Equally striking were the similarities in women’s costume. One English traveler from Cheshire noticed on a trip to the lowlands of Scotland in 1639 that older women wore a “garment of the same woolen stuff whereof our saddlecloths in England are made: which is cast over their heads, and covers their faces on both sides.” He also observed that “young maids not married are bareheaded,” and “ancient women” wore “a broad boungrace coming over their brows.” A boungrace was a cloth shade or curtain attached to the front of a woman’s bonnet. It was also worn in the northern counties of England, and called an “Ugly” in Northumberland.9
Children’s costume on the borders was also much the same as in the backcountry. On the borders, children normally went barefoot, just at they did in the back settlements. One observer wrote that they tended to leap “as if they had hoofs, but it is almost the same all over the north.”10

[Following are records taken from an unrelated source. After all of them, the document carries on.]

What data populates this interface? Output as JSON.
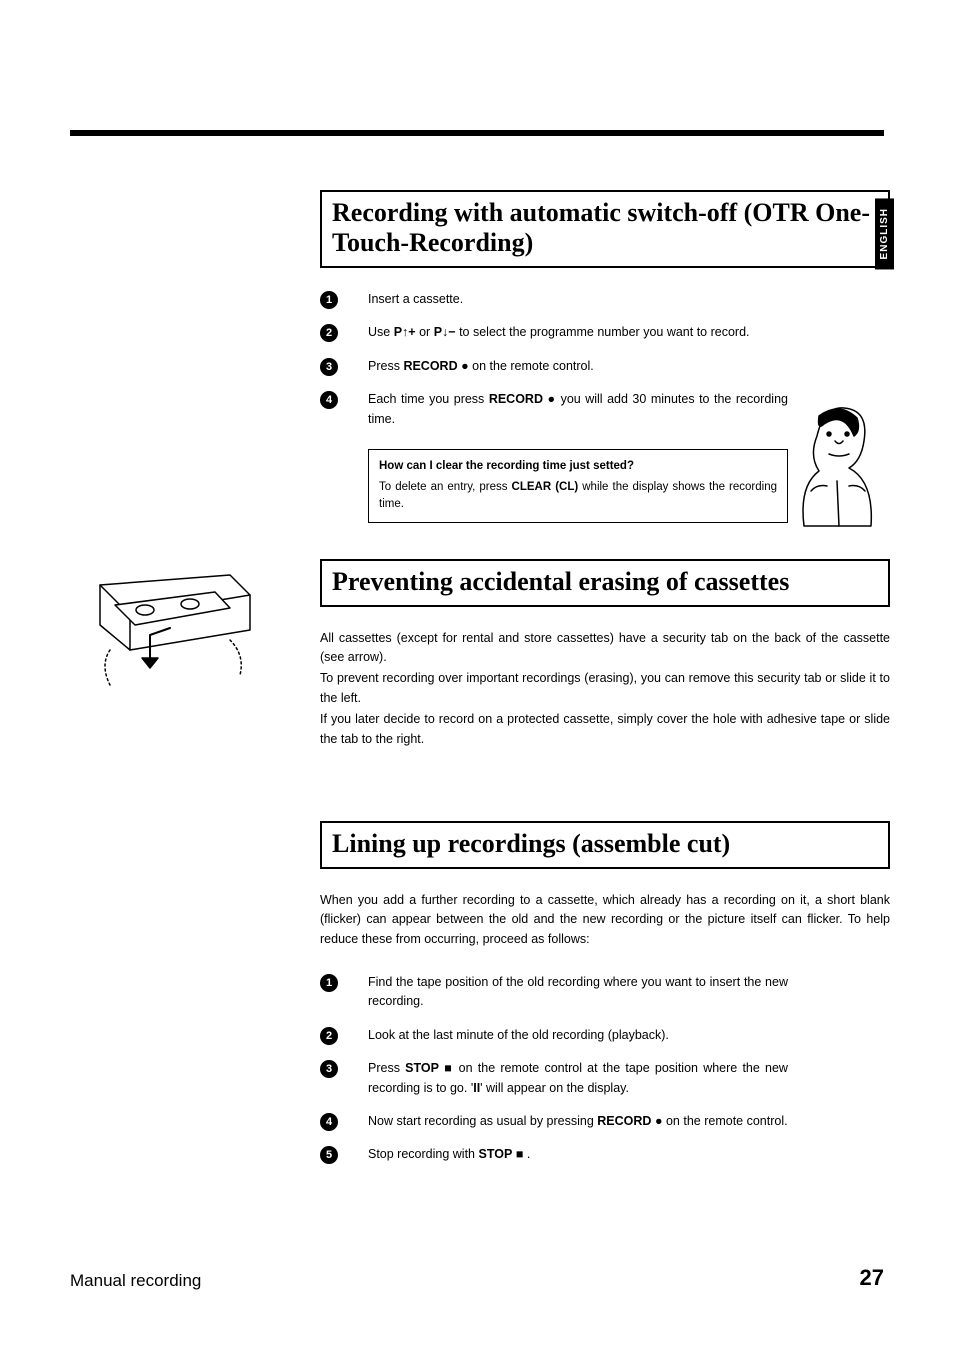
{
  "language_tab": "ENGLISH",
  "section1": {
    "title": "Recording with automatic switch-off (OTR One-Touch-Recording)",
    "steps": [
      {
        "n": "1",
        "pre": "Insert a cassette."
      },
      {
        "n": "2",
        "pre": "Use ",
        "btn1": "P",
        "sym1": "↑+",
        "mid": " or ",
        "btn2": "P",
        "sym2": "↓−",
        "post": " to select the programme number you want to record."
      },
      {
        "n": "3",
        "pre": "Press ",
        "btn1": "RECORD",
        "sym1": "●",
        "post": " on the remote control."
      },
      {
        "n": "4",
        "pre": "Each time you press ",
        "btn1": "RECORD",
        "sym1": "●",
        "post": " you will add 30 minutes to the recording time."
      }
    ],
    "info": {
      "q": "How can I clear the recording time just setted?",
      "a_pre": "To delete an entry, press ",
      "a_btn": "CLEAR (CL)",
      "a_post": " while the display shows the recording time."
    }
  },
  "section2": {
    "title": "Preventing accidental erasing of cassettes",
    "paras": [
      "All cassettes (except for rental and store cassettes) have a security tab on the back of the cassette (see arrow).",
      "To prevent recording over important recordings (erasing), you can remove this security tab or slide it to the left.",
      "If you later decide to record on a protected cassette, simply cover the hole with adhesive tape or slide the tab to the right."
    ]
  },
  "section3": {
    "title": "Lining up recordings (assemble cut)",
    "intro": "When you add a further recording to a cassette, which already has a recording on it, a short blank (flicker) can appear between the old and the new recording or the picture itself can flicker. To help reduce these from occurring, proceed as follows:",
    "steps": [
      {
        "n": "1",
        "pre": "Find the tape position of the old recording where you want to insert the new recording."
      },
      {
        "n": "2",
        "pre": "Look at the last minute of the old recording (playback)."
      },
      {
        "n": "3",
        "pre": "Press ",
        "btn1": "STOP",
        "sym1": "■",
        "mid": " on the remote control at the tape position where the new recording is to go. '",
        "btn2": "II",
        "post": "' will appear on the display."
      },
      {
        "n": "4",
        "pre": "Now start recording as usual by pressing ",
        "btn1": "RECORD",
        "sym1": "●",
        "post": " on the remote control."
      },
      {
        "n": "5",
        "pre": "Stop recording with ",
        "btn1": "STOP",
        "sym1": "■",
        "post": " ."
      }
    ]
  },
  "footer": {
    "title": "Manual recording",
    "page": "27"
  }
}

These various dress ways spread through the southern highlands and onto the southwestern frontier. Many elements survive to this day, in the clothing style that is called “western dress” in the United States. Derivative forms also appear in the stage costumes of country-western singers, and in the wardrobes of back-country presidents such as Lyndon Johnson and Ronald Reagan. They may still be seen in the ordinary dress of men and women throughout a broad region from Nashville to Dallas. The whirl of fashion has modified this costume in many ways with the introduction of Spanish elements in the nineteenth century and a touch of Hollywood glitz in the twentieth. But strong continuities linked the costume of North Britain in the seventeenth century to backcountry dress ways in the eighteenth century, frontier fashions in the nineteenth century, and “country western” clothing today.